WORK ORDER
All lines in the data that hold the word "addresses" need copying.

--- SOURCE DATA ---

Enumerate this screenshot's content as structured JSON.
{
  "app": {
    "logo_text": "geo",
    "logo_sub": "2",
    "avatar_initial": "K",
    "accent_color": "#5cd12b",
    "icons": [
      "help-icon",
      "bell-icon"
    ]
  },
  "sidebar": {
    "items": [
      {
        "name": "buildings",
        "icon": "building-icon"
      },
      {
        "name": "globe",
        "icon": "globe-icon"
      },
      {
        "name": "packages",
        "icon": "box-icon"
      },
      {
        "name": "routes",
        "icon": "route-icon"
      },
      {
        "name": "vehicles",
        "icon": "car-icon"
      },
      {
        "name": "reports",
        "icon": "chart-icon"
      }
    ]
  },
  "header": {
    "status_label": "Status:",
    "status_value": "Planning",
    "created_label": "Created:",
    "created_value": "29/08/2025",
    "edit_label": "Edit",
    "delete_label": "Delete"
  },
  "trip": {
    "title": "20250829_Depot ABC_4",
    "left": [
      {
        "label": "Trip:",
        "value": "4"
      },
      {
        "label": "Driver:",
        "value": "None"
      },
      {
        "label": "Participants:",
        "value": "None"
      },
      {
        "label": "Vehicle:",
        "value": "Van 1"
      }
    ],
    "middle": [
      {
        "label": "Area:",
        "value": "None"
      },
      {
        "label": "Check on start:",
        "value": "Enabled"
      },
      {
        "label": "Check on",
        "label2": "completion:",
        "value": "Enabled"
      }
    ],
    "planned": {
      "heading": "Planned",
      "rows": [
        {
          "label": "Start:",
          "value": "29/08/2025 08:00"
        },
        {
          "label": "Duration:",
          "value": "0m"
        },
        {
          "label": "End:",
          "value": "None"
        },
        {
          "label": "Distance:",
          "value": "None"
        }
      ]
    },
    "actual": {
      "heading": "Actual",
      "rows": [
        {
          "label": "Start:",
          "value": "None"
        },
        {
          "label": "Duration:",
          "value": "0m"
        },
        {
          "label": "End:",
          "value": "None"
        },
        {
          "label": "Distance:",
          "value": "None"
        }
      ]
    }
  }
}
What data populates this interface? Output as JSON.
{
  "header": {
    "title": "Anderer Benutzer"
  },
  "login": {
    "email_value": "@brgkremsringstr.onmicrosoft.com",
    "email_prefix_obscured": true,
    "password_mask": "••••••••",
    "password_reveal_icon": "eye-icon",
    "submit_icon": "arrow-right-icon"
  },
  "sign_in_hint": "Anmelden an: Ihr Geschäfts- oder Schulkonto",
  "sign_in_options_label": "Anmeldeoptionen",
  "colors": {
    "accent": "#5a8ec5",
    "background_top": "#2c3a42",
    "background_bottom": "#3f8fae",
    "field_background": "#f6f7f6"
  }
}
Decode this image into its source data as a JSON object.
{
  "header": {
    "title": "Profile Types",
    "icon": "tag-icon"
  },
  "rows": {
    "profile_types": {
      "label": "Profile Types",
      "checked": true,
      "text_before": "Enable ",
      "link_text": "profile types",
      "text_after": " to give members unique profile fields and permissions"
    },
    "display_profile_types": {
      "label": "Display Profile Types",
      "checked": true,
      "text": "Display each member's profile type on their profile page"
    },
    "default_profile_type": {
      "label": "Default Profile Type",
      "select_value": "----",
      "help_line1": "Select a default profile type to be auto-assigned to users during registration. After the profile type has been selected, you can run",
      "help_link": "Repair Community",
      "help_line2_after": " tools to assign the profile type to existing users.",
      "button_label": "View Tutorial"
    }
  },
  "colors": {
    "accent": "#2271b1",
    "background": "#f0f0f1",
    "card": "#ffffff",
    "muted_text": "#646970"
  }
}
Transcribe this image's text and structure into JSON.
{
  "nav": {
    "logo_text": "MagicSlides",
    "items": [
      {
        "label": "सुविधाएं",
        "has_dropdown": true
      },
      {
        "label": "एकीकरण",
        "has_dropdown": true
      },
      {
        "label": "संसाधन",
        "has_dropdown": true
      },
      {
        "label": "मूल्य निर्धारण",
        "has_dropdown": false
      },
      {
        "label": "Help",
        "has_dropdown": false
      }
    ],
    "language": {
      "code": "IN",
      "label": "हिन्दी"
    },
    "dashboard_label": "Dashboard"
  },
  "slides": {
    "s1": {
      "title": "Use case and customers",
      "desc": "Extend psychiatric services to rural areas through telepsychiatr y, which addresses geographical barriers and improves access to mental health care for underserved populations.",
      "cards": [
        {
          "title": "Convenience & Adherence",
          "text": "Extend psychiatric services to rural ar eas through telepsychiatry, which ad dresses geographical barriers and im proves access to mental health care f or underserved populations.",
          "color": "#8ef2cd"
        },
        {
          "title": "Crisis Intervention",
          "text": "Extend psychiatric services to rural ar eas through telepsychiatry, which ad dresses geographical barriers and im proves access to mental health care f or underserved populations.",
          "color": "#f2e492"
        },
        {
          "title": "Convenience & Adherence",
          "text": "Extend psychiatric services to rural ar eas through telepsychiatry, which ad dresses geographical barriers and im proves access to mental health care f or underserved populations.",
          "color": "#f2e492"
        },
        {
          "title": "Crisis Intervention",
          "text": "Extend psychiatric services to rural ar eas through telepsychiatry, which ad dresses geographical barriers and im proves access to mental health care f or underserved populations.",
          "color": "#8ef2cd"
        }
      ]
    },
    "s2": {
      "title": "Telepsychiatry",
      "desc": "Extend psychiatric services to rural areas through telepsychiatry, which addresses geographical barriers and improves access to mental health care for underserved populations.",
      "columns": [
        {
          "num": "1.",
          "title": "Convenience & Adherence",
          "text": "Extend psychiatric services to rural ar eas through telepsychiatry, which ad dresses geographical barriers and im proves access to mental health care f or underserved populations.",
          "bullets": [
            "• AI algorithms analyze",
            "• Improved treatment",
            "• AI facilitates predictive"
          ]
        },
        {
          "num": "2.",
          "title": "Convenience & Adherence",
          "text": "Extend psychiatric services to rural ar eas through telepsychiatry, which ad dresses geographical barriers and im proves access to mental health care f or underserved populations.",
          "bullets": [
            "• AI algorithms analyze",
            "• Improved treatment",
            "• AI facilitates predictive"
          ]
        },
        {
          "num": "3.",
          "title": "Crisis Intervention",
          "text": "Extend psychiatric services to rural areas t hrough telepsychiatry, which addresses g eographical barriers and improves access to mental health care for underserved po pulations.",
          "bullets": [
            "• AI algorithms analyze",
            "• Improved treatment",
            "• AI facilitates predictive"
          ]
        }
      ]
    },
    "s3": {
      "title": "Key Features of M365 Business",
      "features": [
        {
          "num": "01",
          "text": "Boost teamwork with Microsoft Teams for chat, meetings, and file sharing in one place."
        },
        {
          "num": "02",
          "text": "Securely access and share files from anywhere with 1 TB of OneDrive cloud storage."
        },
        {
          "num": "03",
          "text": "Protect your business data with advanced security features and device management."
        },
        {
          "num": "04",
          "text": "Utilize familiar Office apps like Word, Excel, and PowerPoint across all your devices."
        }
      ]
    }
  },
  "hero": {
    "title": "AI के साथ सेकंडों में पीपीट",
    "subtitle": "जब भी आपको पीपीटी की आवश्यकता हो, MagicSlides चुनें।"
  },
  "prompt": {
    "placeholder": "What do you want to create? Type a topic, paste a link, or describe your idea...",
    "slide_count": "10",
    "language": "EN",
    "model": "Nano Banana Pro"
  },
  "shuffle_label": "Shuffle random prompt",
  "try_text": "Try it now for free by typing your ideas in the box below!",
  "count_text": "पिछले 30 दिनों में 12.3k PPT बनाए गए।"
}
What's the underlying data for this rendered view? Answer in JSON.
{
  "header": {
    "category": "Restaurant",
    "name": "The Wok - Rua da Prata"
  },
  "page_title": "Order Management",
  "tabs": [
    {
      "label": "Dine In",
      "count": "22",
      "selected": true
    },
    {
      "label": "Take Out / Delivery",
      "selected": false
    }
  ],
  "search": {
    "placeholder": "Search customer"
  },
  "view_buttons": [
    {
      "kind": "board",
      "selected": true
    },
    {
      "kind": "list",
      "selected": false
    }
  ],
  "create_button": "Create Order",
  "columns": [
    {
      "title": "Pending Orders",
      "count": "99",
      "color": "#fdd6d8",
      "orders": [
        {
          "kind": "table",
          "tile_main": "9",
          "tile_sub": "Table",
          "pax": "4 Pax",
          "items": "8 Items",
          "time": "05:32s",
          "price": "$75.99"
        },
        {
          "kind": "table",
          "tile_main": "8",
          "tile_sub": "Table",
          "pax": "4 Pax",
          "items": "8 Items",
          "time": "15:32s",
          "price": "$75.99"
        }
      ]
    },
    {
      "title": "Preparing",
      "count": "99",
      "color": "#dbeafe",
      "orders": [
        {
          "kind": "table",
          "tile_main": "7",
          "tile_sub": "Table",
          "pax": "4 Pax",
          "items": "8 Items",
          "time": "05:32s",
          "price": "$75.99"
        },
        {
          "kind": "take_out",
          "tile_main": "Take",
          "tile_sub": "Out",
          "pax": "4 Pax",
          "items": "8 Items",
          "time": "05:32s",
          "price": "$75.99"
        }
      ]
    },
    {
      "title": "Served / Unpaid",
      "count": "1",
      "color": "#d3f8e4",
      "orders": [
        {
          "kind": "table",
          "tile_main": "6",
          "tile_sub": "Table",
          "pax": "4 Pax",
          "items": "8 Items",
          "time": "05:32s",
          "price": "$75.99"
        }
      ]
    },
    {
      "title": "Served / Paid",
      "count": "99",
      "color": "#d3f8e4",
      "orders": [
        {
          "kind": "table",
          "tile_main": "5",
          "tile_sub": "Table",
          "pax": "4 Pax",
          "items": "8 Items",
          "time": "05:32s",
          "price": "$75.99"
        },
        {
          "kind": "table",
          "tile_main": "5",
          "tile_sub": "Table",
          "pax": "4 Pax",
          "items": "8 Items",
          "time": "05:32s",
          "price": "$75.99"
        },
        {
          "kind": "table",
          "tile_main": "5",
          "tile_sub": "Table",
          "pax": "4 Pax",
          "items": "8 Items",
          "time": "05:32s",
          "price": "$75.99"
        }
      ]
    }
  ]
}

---

RESPONSE TO THE EXERCISE
      "desc": "Extend psychiatric services to rural areas through telepsychiatr y, which addresses geographical barriers and improves access to mental health care for underserved populations.",
      "desc": "Extend psychiatric services to rural areas through telepsychiatry, which addresses geographical barriers and improves access to mental health care for underserved populations.",
          "text": "Extend psychiatric services to rural areas t hrough telepsychiatry, which addresses g eographical barriers and improves access to mental health care for underserved po pulations.",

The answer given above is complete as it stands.